Confrontation Clause in Child Sex Abuse Cases
“In all criminal prosecutions, the accused shall enjoy the right . . . to be confronted with the witness against him.” Sixth Amendment, United States Constitution.
The right of an accused to be confronted by a witness dates back to Roman times. The promise that the accused has a right to confront their accuser in open court is directly stated in the Confrontation Clause of the Sixth Amendment of the United States Constitution and was reinforced by Justice Scalia in Crawford v. Washington, 541 U.S. 36 (2004).
Justice Scalia’s opinion was clear: Use of testimonial statements by witnesses absent from trial must be excluded unless the declarant is 1) unavailable to testify at trial; and 2) the defendant had a prior opportunity to cross-examine the declarant regarding the statement.
Why makes child sex abuse cases different?
In child sex abuse cases, however, Minnesota courts are slowly eroding the basic right of the Confrontation Clause.
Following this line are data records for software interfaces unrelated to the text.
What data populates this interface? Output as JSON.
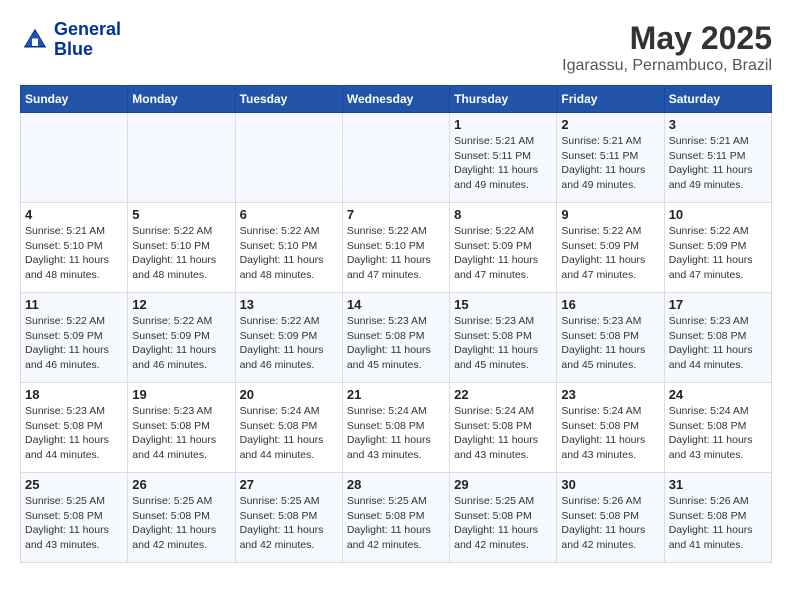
{
  "logo": {
    "line1": "General",
    "line2": "Blue"
  },
  "title": "May 2025",
  "subtitle": "Igarassu, Pernambuco, Brazil",
  "days_of_week": [
    "Sunday",
    "Monday",
    "Tuesday",
    "Wednesday",
    "Thursday",
    "Friday",
    "Saturday"
  ],
  "weeks": [
    [
      {
        "day": "",
        "info": ""
      },
      {
        "day": "",
        "info": ""
      },
      {
        "day": "",
        "info": ""
      },
      {
        "day": "",
        "info": ""
      },
      {
        "day": "1",
        "info": "Sunrise: 5:21 AM\nSunset: 5:11 PM\nDaylight: 11 hours\nand 49 minutes."
      },
      {
        "day": "2",
        "info": "Sunrise: 5:21 AM\nSunset: 5:11 PM\nDaylight: 11 hours\nand 49 minutes."
      },
      {
        "day": "3",
        "info": "Sunrise: 5:21 AM\nSunset: 5:11 PM\nDaylight: 11 hours\nand 49 minutes."
      }
    ],
    [
      {
        "day": "4",
        "info": "Sunrise: 5:21 AM\nSunset: 5:10 PM\nDaylight: 11 hours\nand 48 minutes."
      },
      {
        "day": "5",
        "info": "Sunrise: 5:22 AM\nSunset: 5:10 PM\nDaylight: 11 hours\nand 48 minutes."
      },
      {
        "day": "6",
        "info": "Sunrise: 5:22 AM\nSunset: 5:10 PM\nDaylight: 11 hours\nand 48 minutes."
      },
      {
        "day": "7",
        "info": "Sunrise: 5:22 AM\nSunset: 5:10 PM\nDaylight: 11 hours\nand 47 minutes."
      },
      {
        "day": "8",
        "info": "Sunrise: 5:22 AM\nSunset: 5:09 PM\nDaylight: 11 hours\nand 47 minutes."
      },
      {
        "day": "9",
        "info": "Sunrise: 5:22 AM\nSunset: 5:09 PM\nDaylight: 11 hours\nand 47 minutes."
      },
      {
        "day": "10",
        "info": "Sunrise: 5:22 AM\nSunset: 5:09 PM\nDaylight: 11 hours\nand 47 minutes."
      }
    ],
    [
      {
        "day": "11",
        "info": "Sunrise: 5:22 AM\nSunset: 5:09 PM\nDaylight: 11 hours\nand 46 minutes."
      },
      {
        "day": "12",
        "info": "Sunrise: 5:22 AM\nSunset: 5:09 PM\nDaylight: 11 hours\nand 46 minutes."
      },
      {
        "day": "13",
        "info": "Sunrise: 5:22 AM\nSunset: 5:09 PM\nDaylight: 11 hours\nand 46 minutes."
      },
      {
        "day": "14",
        "info": "Sunrise: 5:23 AM\nSunset: 5:08 PM\nDaylight: 11 hours\nand 45 minutes."
      },
      {
        "day": "15",
        "info": "Sunrise: 5:23 AM\nSunset: 5:08 PM\nDaylight: 11 hours\nand 45 minutes."
      },
      {
        "day": "16",
        "info": "Sunrise: 5:23 AM\nSunset: 5:08 PM\nDaylight: 11 hours\nand 45 minutes."
      },
      {
        "day": "17",
        "info": "Sunrise: 5:23 AM\nSunset: 5:08 PM\nDaylight: 11 hours\nand 44 minutes."
      }
    ],
    [
      {
        "day": "18",
        "info": "Sunrise: 5:23 AM\nSunset: 5:08 PM\nDaylight: 11 hours\nand 44 minutes."
      },
      {
        "day": "19",
        "info": "Sunrise: 5:23 AM\nSunset: 5:08 PM\nDaylight: 11 hours\nand 44 minutes."
      },
      {
        "day": "20",
        "info": "Sunrise: 5:24 AM\nSunset: 5:08 PM\nDaylight: 11 hours\nand 44 minutes."
      },
      {
        "day": "21",
        "info": "Sunrise: 5:24 AM\nSunset: 5:08 PM\nDaylight: 11 hours\nand 43 minutes."
      },
      {
        "day": "22",
        "info": "Sunrise: 5:24 AM\nSunset: 5:08 PM\nDaylight: 11 hours\nand 43 minutes."
      },
      {
        "day": "23",
        "info": "Sunrise: 5:24 AM\nSunset: 5:08 PM\nDaylight: 11 hours\nand 43 minutes."
      },
      {
        "day": "24",
        "info": "Sunrise: 5:24 AM\nSunset: 5:08 PM\nDaylight: 11 hours\nand 43 minutes."
      }
    ],
    [
      {
        "day": "25",
        "info": "Sunrise: 5:25 AM\nSunset: 5:08 PM\nDaylight: 11 hours\nand 43 minutes."
      },
      {
        "day": "26",
        "info": "Sunrise: 5:25 AM\nSunset: 5:08 PM\nDaylight: 11 hours\nand 42 minutes."
      },
      {
        "day": "27",
        "info": "Sunrise: 5:25 AM\nSunset: 5:08 PM\nDaylight: 11 hours\nand 42 minutes."
      },
      {
        "day": "28",
        "info": "Sunrise: 5:25 AM\nSunset: 5:08 PM\nDaylight: 11 hours\nand 42 minutes."
      },
      {
        "day": "29",
        "info": "Sunrise: 5:25 AM\nSunset: 5:08 PM\nDaylight: 11 hours\nand 42 minutes."
      },
      {
        "day": "30",
        "info": "Sunrise: 5:26 AM\nSunset: 5:08 PM\nDaylight: 11 hours\nand 42 minutes."
      },
      {
        "day": "31",
        "info": "Sunrise: 5:26 AM\nSunset: 5:08 PM\nDaylight: 11 hours\nand 41 minutes."
      }
    ]
  ]
}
In a series of cases with inconsistent analyses, Minnesota courts have held that statements made by a child in a forensic video interview are non-testimonial and therefore admissible. Even though the accused has had no opportunity to cross-examine the declarant. Forensic interviews are used often in child-victim cases to elicit what happened in a safe and supportive environment for the child. The problem, however, is that the defendant never gets the chance to cross-examine the child or testimony if the child-victim does not present for trial. This is where the U.S. Constitution kicks in.
In a recently published article entitled “Child Sex Abuse and the Sixth Amendment,” published by Minnesota Bench & Bar, Stacy Bettison with co-author Matthew Mankey examine the nature and purpose of forensic interviews, provide examples of specific areas of concern, and review relevant federal and state case law. Our intent is to provide a useful outline of relevant issues and draw attention to what’s become a fundamental problem for the accused. (Download the full article here.)
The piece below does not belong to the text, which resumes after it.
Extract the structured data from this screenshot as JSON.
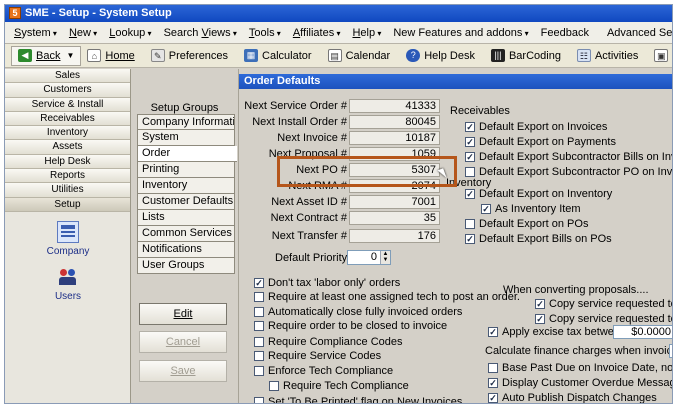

Why do we care about individuals accused of a sex crime?
Admittedly, alleged child sex abusers enjoy little public sympathy. Defense counsel who represent such defendants are no stranger to the “How-can-you-represent-them” question. Yet the confrontation clause protections are no less important or applicable to these defendants. The consequences for these accusations are high, forth both the accused and victims. Confrontation is designed to elicit the truth — which is what our system of justice relies on. The truth ensures victims are protected and people are not wrongful accused. If the wrong person is found guilty based on questionable, uncross-examined testimony, the real perpetrator remains free to continue hurting others. That’s bad for everyone.
Our civilized society has a compelling interest in caring for our youngest and most vulnerable citizens. Yet we must do so in a manner that adheres to the fundamental structure of our civil liberties. The current state of case law protects the former at great expense to the latter.
The testimonial v. nontestimonial determination suffers from Minnesota courts engaging in an “ends justify the means” analysis. Judicial decisions often seem based on emotion—or getting to the “right” result. The focus should be using a set of well-defined factors that the United States Supreme Court has articulated to ensure a consistent and honest analysis.
Thank you for reading.